→ **What you are asked to do**
Filter out all lines without the word "Resin" from the data below, please, and copy the rest.

◇ ◇ ◇

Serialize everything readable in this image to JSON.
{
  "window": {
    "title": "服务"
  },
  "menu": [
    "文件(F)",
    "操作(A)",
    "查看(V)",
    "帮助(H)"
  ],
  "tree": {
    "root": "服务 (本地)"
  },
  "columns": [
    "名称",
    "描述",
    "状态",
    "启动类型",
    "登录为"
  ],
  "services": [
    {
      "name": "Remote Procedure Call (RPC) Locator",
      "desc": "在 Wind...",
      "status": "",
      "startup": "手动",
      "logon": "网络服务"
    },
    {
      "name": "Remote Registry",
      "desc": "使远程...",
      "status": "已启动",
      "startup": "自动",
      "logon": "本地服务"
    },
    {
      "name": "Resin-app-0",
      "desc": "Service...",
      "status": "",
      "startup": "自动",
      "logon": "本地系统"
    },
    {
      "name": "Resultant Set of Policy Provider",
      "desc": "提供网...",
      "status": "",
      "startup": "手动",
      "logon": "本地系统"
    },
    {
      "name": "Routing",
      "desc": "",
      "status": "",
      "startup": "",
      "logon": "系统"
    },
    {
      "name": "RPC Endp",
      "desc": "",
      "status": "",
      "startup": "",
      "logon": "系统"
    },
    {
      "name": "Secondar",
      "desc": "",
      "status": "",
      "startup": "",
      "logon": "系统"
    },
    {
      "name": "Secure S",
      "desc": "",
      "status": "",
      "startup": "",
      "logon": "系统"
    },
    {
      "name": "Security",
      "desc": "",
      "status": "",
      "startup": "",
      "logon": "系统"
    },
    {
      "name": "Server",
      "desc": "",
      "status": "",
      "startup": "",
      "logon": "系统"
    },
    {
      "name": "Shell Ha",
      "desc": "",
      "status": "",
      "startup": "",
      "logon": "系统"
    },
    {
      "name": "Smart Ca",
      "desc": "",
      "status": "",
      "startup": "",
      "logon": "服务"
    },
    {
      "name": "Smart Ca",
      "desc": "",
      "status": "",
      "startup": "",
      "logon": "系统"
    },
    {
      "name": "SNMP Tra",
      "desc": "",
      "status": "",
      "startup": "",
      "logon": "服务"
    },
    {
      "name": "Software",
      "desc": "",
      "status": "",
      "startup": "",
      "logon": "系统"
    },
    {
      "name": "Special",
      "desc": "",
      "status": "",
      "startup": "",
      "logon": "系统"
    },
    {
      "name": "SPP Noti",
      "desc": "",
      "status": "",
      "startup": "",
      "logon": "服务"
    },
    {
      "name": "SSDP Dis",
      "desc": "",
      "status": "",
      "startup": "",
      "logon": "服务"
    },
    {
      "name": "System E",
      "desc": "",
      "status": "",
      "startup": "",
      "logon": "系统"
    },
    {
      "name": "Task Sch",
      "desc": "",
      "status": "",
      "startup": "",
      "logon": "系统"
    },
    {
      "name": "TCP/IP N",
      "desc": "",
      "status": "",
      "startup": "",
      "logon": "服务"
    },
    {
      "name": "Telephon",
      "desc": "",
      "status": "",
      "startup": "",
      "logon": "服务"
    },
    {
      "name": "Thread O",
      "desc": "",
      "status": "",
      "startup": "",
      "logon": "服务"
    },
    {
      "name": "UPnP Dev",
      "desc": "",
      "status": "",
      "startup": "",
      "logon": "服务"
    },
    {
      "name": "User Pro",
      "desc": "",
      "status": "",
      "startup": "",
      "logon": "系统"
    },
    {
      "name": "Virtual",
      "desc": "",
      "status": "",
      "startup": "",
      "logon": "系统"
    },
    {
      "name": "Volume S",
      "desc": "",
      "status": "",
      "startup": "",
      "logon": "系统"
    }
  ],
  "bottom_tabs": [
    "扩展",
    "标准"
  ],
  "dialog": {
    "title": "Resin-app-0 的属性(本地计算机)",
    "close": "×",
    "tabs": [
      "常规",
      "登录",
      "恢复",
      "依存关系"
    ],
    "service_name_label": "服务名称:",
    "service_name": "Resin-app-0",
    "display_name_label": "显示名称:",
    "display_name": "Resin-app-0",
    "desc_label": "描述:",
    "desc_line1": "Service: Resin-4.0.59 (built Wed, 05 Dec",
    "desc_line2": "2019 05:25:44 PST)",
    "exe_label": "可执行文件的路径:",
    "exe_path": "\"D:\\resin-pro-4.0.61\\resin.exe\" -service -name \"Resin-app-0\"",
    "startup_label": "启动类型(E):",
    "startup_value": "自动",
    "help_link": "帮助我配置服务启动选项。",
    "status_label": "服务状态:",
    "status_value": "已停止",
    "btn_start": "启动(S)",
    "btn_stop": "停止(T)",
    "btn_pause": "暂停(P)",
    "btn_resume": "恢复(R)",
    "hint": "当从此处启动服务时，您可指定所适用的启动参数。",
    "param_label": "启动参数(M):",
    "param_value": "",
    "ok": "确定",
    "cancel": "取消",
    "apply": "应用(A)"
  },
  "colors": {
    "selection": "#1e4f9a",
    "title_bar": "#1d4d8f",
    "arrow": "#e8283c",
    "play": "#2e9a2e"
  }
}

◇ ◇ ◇

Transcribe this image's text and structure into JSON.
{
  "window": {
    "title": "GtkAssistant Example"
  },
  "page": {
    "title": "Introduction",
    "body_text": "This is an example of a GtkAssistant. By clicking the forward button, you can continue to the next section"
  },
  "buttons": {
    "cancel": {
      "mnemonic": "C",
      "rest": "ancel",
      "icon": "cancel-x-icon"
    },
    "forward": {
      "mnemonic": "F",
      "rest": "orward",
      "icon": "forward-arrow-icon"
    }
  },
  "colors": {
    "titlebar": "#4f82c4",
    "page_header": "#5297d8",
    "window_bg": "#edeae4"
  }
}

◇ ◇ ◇

→ **Written solution**
      "name": "Resin-app-0",
    "title": "Resin-app-0 的属性(本地计算机)",
    "service_name": "Resin-app-0",
    "display_name": "Resin-app-0",
    "desc_line1": "Service: Resin-4.0.59 (built Wed, 05 Dec",
    "exe_path": "\"D:\\resin-pro-4.0.61\\resin.exe\" -service -name \"Resin-app-0\"",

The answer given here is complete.